***** Given data *****

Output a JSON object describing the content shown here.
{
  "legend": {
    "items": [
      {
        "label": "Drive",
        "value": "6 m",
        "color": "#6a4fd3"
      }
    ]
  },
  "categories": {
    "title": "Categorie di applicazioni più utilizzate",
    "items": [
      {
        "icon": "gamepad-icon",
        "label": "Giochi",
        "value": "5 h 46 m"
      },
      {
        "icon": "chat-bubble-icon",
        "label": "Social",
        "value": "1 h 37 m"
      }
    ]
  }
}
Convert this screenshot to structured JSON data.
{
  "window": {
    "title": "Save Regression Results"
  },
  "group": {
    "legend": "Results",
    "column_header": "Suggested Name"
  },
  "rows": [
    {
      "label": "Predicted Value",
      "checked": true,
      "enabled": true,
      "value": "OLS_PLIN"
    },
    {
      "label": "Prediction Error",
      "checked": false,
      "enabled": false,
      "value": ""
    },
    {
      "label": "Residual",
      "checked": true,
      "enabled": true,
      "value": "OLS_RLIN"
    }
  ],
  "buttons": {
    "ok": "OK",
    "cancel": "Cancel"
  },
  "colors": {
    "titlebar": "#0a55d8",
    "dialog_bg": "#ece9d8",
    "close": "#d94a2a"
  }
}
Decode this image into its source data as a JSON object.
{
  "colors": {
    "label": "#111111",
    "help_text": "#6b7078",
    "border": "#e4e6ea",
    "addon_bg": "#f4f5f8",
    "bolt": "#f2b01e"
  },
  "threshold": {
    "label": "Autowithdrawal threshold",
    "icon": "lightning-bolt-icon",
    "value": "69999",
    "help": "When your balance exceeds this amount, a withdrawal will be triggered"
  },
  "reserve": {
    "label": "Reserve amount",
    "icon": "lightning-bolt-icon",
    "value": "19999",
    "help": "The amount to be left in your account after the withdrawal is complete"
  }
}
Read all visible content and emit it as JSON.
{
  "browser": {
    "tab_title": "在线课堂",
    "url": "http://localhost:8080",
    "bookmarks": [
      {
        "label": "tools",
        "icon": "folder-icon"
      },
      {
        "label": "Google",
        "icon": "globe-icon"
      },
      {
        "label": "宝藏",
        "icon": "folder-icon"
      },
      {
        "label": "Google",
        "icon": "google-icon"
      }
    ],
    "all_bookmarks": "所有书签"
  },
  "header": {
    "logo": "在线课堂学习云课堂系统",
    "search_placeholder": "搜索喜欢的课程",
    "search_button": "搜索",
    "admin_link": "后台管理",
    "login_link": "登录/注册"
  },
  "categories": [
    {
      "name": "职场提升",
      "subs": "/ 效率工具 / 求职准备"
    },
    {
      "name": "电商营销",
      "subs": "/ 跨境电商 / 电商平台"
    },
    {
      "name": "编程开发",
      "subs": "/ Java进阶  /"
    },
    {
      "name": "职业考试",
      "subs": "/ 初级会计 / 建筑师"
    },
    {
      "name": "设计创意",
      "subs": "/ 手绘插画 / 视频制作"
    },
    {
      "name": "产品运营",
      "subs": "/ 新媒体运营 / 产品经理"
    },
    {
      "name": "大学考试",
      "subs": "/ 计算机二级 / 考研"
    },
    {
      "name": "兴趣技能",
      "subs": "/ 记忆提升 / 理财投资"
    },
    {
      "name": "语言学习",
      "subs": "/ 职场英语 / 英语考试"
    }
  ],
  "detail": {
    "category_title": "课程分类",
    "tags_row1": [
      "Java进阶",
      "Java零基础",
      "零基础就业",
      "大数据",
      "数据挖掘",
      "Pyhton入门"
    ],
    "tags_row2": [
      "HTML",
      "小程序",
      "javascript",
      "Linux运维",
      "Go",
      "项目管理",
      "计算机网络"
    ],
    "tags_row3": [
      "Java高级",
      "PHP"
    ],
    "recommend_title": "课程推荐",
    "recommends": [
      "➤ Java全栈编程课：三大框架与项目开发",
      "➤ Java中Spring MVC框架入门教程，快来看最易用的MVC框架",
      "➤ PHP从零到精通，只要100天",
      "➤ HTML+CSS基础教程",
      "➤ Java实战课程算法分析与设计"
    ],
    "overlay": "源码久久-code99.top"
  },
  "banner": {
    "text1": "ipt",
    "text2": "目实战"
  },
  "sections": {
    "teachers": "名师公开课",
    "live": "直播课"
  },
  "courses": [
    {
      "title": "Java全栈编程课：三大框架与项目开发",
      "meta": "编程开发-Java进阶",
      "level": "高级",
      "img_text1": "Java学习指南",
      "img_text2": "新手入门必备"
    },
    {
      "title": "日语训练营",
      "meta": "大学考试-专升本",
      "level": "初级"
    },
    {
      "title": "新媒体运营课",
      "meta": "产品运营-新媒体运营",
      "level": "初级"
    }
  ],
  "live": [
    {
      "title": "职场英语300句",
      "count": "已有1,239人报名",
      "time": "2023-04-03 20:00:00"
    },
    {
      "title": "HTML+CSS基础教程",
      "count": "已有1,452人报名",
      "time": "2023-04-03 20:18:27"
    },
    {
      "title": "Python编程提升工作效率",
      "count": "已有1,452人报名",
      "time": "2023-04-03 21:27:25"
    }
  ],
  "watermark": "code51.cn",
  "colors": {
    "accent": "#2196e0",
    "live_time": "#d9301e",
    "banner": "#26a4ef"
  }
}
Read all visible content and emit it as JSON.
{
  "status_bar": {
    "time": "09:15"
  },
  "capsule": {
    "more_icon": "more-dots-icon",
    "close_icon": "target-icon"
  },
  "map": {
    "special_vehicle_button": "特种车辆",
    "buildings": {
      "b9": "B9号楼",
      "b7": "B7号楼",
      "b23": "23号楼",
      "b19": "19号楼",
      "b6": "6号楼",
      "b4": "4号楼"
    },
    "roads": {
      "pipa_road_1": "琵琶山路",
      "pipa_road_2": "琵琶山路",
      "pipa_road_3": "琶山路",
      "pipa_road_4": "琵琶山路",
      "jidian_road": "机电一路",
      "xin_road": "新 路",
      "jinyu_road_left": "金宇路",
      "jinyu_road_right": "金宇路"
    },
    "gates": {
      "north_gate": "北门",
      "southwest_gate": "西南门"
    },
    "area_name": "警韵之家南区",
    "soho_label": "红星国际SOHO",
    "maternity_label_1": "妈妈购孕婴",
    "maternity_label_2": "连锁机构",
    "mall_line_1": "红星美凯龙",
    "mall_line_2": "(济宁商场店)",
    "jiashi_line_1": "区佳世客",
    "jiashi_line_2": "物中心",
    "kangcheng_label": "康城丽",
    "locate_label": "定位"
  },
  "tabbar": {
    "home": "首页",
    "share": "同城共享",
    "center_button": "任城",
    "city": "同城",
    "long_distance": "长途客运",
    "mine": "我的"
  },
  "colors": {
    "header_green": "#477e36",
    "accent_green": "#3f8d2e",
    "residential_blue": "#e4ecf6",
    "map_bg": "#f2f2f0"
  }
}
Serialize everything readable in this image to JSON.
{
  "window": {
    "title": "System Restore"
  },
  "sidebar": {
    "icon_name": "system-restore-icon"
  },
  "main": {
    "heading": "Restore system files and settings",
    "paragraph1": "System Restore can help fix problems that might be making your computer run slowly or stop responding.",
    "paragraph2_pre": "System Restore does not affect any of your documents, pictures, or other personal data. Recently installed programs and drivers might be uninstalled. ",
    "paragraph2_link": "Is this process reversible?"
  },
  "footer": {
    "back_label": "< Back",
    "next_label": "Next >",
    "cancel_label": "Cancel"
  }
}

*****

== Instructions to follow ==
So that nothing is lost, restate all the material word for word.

== Answer space ==
Output a JSON object describing the content shown here.
{
  "legend": {
    "items": [
      {
        "label": "Drive",
        "value": "6 m",
        "color": "#6a4fd3"
      }
    ]
  },
  "categories": {
    "title": "Categorie di applicazioni più utilizzate",
    "items": [
      {
        "icon": "gamepad-icon",
        "label": "Giochi",
        "value": "5 h 46 m"
      },
      {
        "icon": "chat-bubble-icon",
        "label": "Social",
        "value": "1 h 37 m"
      }
    ]
  }
}
Convert this screenshot to structured JSON data.
{
  "window": {
    "title": "Save Regression Results"
  },
  "group": {
    "legend": "Results",
    "column_header": "Suggested Name"
  },
  "rows": [
    {
      "label": "Predicted Value",
      "checked": true,
      "enabled": true,
      "value": "OLS_PLIN"
    },
    {
      "label": "Prediction Error",
      "checked": false,
      "enabled": false,
      "value": ""
    },
    {
      "label": "Residual",
      "checked": true,
      "enabled": true,
      "value": "OLS_RLIN"
    }
  ],
  "buttons": {
    "ok": "OK",
    "cancel": "Cancel"
  },
  "colors": {
    "titlebar": "#0a55d8",
    "dialog_bg": "#ece9d8",
    "close": "#d94a2a"
  }
}
Decode this image into its source data as a JSON object.
{
  "colors": {
    "label": "#111111",
    "help_text": "#6b7078",
    "border": "#e4e6ea",
    "addon_bg": "#f4f5f8",
    "bolt": "#f2b01e"
  },
  "threshold": {
    "label": "Autowithdrawal threshold",
    "icon": "lightning-bolt-icon",
    "value": "69999",
    "help": "When your balance exceeds this amount, a withdrawal will be triggered"
  },
  "reserve": {
    "label": "Reserve amount",
    "icon": "lightning-bolt-icon",
    "value": "19999",
    "help": "The amount to be left in your account after the withdrawal is complete"
  }
}
Read all visible content and emit it as JSON.
{
  "browser": {
    "tab_title": "在线课堂",
    "url": "http://localhost:8080",
    "bookmarks": [
      {
        "label": "tools",
        "icon": "folder-icon"
      },
      {
        "label": "Google",
        "icon": "globe-icon"
      },
      {
        "label": "宝藏",
        "icon": "folder-icon"
      },
      {
        "label": "Google",
        "icon": "google-icon"
      }
    ],
    "all_bookmarks": "所有书签"
  },
  "header": {
    "logo": "在线课堂学习云课堂系统",
    "search_placeholder": "搜索喜欢的课程",
    "search_button": "搜索",
    "admin_link": "后台管理",
    "login_link": "登录/注册"
  },
  "categories": [
    {
      "name": "职场提升",
      "subs": "/ 效率工具 / 求职准备"
    },
    {
      "name": "电商营销",
      "subs": "/ 跨境电商 / 电商平台"
    },
    {
      "name": "编程开发",
      "subs": "/ Java进阶  /"
    },
    {
      "name": "职业考试",
      "subs": "/ 初级会计 / 建筑师"
    },
    {
      "name": "设计创意",
      "subs": "/ 手绘插画 / 视频制作"
    },
    {
      "name": "产品运营",
      "subs": "/ 新媒体运营 / 产品经理"
    },
    {
      "name": "大学考试",
      "subs": "/ 计算机二级 / 考研"
    },
    {
      "name": "兴趣技能",
      "subs": "/ 记忆提升 / 理财投资"
    },
    {
      "name": "语言学习",
      "subs": "/ 职场英语 / 英语考试"
    }
  ],
  "detail": {
    "category_title": "课程分类",
    "tags_row1": [
      "Java进阶",
      "Java零基础",
      "零基础就业",
      "大数据",
      "数据挖掘",
      "Pyhton入门"
    ],
    "tags_row2": [
      "HTML",
      "小程序",
      "javascript",
      "Linux运维",
      "Go",
      "项目管理",
      "计算机网络"
    ],
    "tags_row3": [
      "Java高级",
      "PHP"
    ],
    "recommend_title": "课程推荐",
    "recommends": [
      "➤ Java全栈编程课：三大框架与项目开发",
      "➤ Java中Spring MVC框架入门教程，快来看最易用的MVC框架",
      "➤ PHP从零到精通，只要100天",
      "➤ HTML+CSS基础教程",
      "➤ Java实战课程算法分析与设计"
    ],
    "overlay": "源码久久-code99.top"
  },
  "banner": {
    "text1": "ipt",
    "text2": "目实战"
  },
  "sections": {
    "teachers": "名师公开课",
    "live": "直播课"
  },
  "courses": [
    {
      "title": "Java全栈编程课：三大框架与项目开发",
      "meta": "编程开发-Java进阶",
      "level": "高级",
      "img_text1": "Java学习指南",
      "img_text2": "新手入门必备"
    },
    {
      "title": "日语训练营",
      "meta": "大学考试-专升本",
      "level": "初级"
    },
    {
      "title": "新媒体运营课",
      "meta": "产品运营-新媒体运营",
      "level": "初级"
    }
  ],
  "live": [
    {
      "title": "职场英语300句",
      "count": "已有1,239人报名",
      "time": "2023-04-03 20:00:00"
    },
    {
      "title": "HTML+CSS基础教程",
      "count": "已有1,452人报名",
      "time": "2023-04-03 20:18:27"
    },
    {
      "title": "Python编程提升工作效率",
      "count": "已有1,452人报名",
      "time": "2023-04-03 21:27:25"
    }
  ],
  "watermark": "code51.cn",
  "colors": {
    "accent": "#2196e0",
    "live_time": "#d9301e",
    "banner": "#26a4ef"
  }
}
Read all visible content and emit it as JSON.
{
  "status_bar": {
    "time": "09:15"
  },
  "capsule": {
    "more_icon": "more-dots-icon",
    "close_icon": "target-icon"
  },
  "map": {
    "special_vehicle_button": "特种车辆",
    "buildings": {
      "b9": "B9号楼",
      "b7": "B7号楼",
      "b23": "23号楼",
      "b19": "19号楼",
      "b6": "6号楼",
      "b4": "4号楼"
    },
    "roads": {
      "pipa_road_1": "琵琶山路",
      "pipa_road_2": "琵琶山路",
      "pipa_road_3": "琶山路",
      "pipa_road_4": "琵琶山路",
      "jidian_road": "机电一路",
      "xin_road": "新 路",
      "jinyu_road_left": "金宇路",
      "jinyu_road_right": "金宇路"
    },
    "gates": {
      "north_gate": "北门",
      "southwest_gate": "西南门"
    },
    "area_name": "警韵之家南区",
    "soho_label": "红星国际SOHO",
    "maternity_label_1": "妈妈购孕婴",
    "maternity_label_2": "连锁机构",
    "mall_line_1": "红星美凯龙",
    "mall_line_2": "(济宁商场店)",
    "jiashi_line_1": "区佳世客",
    "jiashi_line_2": "物中心",
    "kangcheng_label": "康城丽",
    "locate_label": "定位"
  },
  "tabbar": {
    "home": "首页",
    "share": "同城共享",
    "center_button": "任城",
    "city": "同城",
    "long_distance": "长途客运",
    "mine": "我的"
  },
  "colors": {
    "header_green": "#477e36",
    "accent_green": "#3f8d2e",
    "residential_blue": "#e4ecf6",
    "map_bg": "#f2f2f0"
  }
}
Serialize everything readable in this image to JSON.
{
  "window": {
    "title": "System Restore"
  },
  "sidebar": {
    "icon_name": "system-restore-icon"
  },
  "main": {
    "heading": "Restore system files and settings",
    "paragraph1": "System Restore can help fix problems that might be making your computer run slowly or stop responding.",
    "paragraph2_pre": "System Restore does not affect any of your documents, pictures, or other personal data. Recently installed programs and drivers might be uninstalled. ",
    "paragraph2_link": "Is this process reversible?"
  },
  "footer": {
    "back_label": "< Back",
    "next_label": "Next >",
    "cancel_label": "Cancel"
  }
}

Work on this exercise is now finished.